The revised Gender Policy for Schools in the Archdiocese of Omaha balances the pastoral needs and obligations of parents, guardians, students, school leaders, and the archdiocese’s responsibility to uphold Church teaching.

“The policy expresses our continuing determination for our schools to partner with parents whose children face special challenges, to the extent that we are able to do so,” Archbishop George Lucas said.

A broader draft of this policy was prematurely shared this fall. The revised policy is narrower in scope and deals only with students in schools and gender.

More than 150 individuals from various professional backgrounds, demographics, and competencies contributed to the revised policy, according to Deacon Tim McNeil, chancellor of the Archdiocese of Omaha. These individuals included school leaders, priests, deacons, mental health professionals, professors, pediatricians, community leaders, parish leaders, and individuals with first-hand experience of gender dysphoria.

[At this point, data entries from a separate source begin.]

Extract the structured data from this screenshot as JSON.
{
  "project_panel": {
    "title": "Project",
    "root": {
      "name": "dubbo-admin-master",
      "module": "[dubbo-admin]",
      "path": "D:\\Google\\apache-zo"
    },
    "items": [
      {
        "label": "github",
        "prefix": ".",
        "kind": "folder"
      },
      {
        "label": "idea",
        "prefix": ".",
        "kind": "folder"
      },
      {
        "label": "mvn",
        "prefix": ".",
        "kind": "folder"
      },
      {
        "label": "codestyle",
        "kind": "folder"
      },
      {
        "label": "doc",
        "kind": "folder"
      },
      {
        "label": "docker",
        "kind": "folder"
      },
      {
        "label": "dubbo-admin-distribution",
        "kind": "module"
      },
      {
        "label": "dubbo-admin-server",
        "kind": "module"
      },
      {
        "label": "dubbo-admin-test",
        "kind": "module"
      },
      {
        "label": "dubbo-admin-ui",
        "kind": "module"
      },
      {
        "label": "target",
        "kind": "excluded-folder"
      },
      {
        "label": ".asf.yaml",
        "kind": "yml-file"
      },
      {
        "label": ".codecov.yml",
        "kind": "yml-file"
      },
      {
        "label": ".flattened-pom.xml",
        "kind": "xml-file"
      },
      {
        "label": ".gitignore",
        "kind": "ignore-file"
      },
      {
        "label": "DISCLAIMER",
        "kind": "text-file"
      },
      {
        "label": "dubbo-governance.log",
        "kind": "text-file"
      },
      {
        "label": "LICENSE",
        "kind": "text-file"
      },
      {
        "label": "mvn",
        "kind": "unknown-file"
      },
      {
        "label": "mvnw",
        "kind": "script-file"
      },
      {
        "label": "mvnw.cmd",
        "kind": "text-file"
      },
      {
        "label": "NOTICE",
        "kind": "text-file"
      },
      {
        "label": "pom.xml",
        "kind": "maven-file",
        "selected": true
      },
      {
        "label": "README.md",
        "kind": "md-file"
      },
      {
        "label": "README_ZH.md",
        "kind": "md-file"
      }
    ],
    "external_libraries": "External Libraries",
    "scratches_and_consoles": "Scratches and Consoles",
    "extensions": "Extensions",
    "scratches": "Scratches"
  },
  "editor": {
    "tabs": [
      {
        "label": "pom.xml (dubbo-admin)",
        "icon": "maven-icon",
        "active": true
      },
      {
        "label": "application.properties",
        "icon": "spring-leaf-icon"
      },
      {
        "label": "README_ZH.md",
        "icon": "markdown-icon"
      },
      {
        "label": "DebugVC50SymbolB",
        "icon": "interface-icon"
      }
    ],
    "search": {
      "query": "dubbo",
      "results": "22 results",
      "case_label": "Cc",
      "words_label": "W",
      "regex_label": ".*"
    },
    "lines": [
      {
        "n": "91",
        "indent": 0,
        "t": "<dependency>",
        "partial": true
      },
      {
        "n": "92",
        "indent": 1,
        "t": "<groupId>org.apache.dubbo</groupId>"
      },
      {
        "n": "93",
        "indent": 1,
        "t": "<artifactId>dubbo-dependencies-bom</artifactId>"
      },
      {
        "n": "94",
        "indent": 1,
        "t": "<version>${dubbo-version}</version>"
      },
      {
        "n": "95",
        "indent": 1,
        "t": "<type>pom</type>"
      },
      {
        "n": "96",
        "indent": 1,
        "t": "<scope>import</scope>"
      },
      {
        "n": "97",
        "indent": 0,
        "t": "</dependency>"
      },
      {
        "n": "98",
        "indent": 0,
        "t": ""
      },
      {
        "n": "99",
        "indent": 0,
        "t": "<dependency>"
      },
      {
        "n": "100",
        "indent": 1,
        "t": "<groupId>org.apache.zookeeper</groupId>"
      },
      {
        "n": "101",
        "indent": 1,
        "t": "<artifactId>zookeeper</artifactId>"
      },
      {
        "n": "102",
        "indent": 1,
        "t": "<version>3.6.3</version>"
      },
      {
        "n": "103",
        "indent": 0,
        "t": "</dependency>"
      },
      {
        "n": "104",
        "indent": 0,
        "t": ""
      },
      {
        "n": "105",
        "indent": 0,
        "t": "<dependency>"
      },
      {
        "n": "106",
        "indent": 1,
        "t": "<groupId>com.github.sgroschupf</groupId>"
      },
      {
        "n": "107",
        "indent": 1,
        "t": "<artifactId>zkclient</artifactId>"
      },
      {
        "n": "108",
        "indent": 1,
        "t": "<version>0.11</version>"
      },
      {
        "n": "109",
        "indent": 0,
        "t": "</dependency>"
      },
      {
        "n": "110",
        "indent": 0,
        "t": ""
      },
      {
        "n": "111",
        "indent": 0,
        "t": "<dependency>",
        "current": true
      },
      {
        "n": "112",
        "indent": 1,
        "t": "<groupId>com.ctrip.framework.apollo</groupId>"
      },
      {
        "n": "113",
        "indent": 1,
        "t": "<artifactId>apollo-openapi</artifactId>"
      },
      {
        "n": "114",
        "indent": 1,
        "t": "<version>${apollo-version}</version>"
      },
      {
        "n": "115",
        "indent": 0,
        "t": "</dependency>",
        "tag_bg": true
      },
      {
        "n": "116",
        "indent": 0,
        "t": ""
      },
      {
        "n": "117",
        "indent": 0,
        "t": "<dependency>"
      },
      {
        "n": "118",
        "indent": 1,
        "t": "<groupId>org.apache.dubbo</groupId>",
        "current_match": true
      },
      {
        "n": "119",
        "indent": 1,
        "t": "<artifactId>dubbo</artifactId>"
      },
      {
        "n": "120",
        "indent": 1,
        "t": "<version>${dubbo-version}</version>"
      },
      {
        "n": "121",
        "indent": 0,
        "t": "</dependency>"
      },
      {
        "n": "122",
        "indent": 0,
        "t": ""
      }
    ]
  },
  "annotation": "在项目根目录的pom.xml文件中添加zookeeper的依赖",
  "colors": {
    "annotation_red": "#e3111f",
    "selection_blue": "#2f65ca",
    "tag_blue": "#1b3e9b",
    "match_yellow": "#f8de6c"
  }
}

“Over 40 similar policies and guidelines from dioceses and professional organizations were studied in advance of our revision efforts,” Deacon McNeil said.

Students experiencing gender dysphoria will not be denied admission into a Catholic school. If a student experiences gender dysphoria, school leaders and pastors will partner with parents to establish an accompaniment plan that follows the teachings of the Catholic faith.

If a parent, guardian or student wants an accompaniment plan contrary to church teaching, it may be necessary to begin the school transfer process. This decision would be for the sake of the student and the school community since such a plan would harm the family-school partnership and fail to uphold Church teaching.

“The family-school partnership is defined primarily by the truths of the Catholic faith,” Deacon McNeil said.

The revised policy, which applies to the 52 archdiocesan elementary and 12 co-ed high schools, will go into effect at the start of the 2023-24 school year. Non-archdiocesan high schools can use the policy as a template as they articulate their own policies over the coming months, according to their established procedures.